Faramir turned and let go of the boat, and they watched it bob in the middle of the stream and turn on a much swifter course than the others, sweeping downstream with her prow pointed before her. Then they set their own course and headed home.

“That was the start of a very good story,” Boromir said as they rode toward the citadel together. “But, you skipped over all the battles and valorous deeds…”

Faramir dismissed his brother’s question with a shake of his head. “We’ll do that another day. I didn’t make soldiers this time; I made boats."


I cannot read about Gondolin, its seven gates and white walls, its watchtower of Minas Tirith, its spiritual nearness to the great river, its ruler who refused to be persuaded... and a dozen other parallels... without thinking of Gondor. I thought that Faramir, reading it as history, would also be struck. I could see his young eye being drawn over and over to the chapter heading --The Fall Of Gondolin (maybe holding his finger over the last three letters...) -- until he found a way to renew his personal belief that something survives.

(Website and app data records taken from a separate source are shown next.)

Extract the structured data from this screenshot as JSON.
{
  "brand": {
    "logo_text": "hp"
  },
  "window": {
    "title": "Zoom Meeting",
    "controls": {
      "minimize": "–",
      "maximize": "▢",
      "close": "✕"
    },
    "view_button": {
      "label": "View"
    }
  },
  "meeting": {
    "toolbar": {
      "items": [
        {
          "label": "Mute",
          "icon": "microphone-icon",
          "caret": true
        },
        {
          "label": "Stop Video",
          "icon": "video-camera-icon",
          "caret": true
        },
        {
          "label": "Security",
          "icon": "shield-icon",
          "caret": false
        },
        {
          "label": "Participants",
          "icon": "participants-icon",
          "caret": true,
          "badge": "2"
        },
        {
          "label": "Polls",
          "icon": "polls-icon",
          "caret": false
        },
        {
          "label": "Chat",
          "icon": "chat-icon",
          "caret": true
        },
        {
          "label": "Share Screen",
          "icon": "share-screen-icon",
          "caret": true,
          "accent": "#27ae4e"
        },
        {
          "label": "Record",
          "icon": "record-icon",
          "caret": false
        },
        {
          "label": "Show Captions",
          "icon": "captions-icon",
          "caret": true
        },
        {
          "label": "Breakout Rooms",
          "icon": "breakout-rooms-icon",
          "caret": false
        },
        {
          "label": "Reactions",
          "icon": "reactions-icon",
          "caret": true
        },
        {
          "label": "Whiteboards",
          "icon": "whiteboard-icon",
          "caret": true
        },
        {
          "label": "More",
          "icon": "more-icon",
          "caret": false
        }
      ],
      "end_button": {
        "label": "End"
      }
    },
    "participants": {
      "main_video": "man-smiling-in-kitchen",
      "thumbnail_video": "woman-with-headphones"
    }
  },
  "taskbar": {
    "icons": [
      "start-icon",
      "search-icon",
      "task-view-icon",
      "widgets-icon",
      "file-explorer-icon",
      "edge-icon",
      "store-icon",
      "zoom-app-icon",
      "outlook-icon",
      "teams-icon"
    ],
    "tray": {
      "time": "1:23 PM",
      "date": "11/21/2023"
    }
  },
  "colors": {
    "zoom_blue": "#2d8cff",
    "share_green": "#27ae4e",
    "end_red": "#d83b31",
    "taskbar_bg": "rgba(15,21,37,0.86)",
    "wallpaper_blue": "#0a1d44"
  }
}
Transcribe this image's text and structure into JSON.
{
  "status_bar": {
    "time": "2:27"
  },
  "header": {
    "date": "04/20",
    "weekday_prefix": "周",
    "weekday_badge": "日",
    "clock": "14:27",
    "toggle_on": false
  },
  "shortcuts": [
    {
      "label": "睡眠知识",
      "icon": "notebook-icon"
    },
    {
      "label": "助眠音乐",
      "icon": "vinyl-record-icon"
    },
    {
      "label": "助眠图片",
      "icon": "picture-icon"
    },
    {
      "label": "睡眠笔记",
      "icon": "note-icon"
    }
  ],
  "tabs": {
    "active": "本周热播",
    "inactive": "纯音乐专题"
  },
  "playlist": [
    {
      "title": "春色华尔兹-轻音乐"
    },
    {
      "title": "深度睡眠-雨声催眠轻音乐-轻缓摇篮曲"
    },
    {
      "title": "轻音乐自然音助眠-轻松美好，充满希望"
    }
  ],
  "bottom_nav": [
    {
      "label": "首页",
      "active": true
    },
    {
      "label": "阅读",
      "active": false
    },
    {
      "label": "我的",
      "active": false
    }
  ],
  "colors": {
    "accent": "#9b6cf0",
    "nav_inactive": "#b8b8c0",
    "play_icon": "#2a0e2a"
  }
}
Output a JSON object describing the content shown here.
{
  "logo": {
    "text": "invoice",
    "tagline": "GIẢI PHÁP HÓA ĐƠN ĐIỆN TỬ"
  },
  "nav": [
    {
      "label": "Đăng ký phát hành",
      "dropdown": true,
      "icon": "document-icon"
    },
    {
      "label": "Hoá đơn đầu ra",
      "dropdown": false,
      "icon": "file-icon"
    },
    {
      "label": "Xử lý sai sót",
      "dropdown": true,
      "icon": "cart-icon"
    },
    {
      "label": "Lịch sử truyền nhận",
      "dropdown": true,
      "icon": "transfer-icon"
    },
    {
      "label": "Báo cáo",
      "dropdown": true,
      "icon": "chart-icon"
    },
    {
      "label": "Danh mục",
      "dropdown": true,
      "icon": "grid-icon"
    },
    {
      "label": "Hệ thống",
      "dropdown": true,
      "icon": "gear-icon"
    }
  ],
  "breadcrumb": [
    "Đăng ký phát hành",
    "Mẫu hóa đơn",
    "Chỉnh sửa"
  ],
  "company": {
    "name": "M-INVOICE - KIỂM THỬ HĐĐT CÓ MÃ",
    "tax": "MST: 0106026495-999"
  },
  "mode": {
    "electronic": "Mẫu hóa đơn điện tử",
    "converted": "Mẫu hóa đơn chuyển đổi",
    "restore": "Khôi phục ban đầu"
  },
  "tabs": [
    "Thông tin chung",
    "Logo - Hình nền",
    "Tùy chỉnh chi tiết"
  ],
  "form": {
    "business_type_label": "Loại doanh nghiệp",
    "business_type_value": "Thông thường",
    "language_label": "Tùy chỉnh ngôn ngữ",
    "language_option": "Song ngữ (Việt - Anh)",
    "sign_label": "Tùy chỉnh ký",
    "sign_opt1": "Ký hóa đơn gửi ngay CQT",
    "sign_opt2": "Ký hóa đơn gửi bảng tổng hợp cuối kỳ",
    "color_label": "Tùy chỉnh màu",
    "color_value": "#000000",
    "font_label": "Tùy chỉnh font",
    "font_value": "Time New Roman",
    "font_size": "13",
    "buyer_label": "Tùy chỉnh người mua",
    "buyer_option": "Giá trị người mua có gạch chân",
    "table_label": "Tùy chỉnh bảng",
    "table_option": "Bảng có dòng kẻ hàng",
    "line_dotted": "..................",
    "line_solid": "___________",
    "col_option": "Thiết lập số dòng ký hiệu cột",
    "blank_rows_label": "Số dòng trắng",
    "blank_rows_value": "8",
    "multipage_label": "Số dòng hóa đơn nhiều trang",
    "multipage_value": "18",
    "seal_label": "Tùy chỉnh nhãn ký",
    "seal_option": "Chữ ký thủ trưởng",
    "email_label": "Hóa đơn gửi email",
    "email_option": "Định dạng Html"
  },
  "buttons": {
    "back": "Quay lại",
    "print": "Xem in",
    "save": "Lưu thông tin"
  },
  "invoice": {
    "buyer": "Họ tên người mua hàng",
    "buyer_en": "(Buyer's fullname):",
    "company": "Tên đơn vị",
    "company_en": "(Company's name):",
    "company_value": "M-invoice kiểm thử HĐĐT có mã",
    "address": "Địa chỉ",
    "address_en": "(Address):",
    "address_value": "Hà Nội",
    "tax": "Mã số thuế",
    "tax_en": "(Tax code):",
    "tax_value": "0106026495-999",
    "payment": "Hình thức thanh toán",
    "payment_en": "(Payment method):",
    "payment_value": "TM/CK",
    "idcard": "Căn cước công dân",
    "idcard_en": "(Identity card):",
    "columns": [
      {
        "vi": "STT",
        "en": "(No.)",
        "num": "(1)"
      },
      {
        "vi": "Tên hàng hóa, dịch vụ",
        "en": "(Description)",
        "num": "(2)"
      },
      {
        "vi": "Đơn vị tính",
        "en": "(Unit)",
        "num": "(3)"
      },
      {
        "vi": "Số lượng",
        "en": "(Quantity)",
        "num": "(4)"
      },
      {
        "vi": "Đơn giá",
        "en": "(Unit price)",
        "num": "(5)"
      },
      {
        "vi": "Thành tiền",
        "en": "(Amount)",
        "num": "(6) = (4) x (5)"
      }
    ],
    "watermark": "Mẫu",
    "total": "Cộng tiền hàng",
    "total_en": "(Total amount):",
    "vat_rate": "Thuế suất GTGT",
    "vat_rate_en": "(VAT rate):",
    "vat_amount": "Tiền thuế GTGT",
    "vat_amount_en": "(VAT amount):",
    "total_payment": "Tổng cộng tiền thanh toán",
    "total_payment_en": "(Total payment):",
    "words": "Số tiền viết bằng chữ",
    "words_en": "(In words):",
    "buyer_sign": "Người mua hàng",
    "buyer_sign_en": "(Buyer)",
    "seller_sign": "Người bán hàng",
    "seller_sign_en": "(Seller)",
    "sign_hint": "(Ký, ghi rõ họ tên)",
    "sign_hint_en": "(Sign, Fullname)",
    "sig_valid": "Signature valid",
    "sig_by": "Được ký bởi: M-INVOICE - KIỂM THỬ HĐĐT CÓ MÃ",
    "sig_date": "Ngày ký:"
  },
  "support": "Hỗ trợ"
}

Faramir's (admittedly disjointed and "trying-not-to-look-too closely-at-the-ending") details of Gondolin all come from the version in The Book Of Lost Tales II (my own favorite version of the story.)

Obrothmabâr, and the mention of the boys grandfather, references from the story Obrothmabâr by Chris, written for the Starlight challenge, in the hope it will encourage her to finish (or at least work on) its sequel.

Now in the midmost of these stood Tuor above all heads, and his mail of silver gleamed; and about him was a press of the stoutest of the folk. Lo! all these wore wings as it were of swans or gulls upon their helms, and the emblem of the White Wing was upon their shields.
-- Book of Lost Tales II

This is a work of fan fiction, written because the author has an abiding love for the works of J R R Tolkien. The characters, settings, places, and languages used in this work are the property of the Tolkien Estate, Tolkien Enterprises, and possibly New Line Cinema, except for certain original characters who belong to the author of the said work. The author will not receive any money or other remuneration for presenting the work on this archive site. The work is the intellectual property of the author, is available solely for private enjoyment, and may not be copied or redistributed by any means without the explicit written consent of the author.


October 2, 2003
scribbles henneth annun   write to me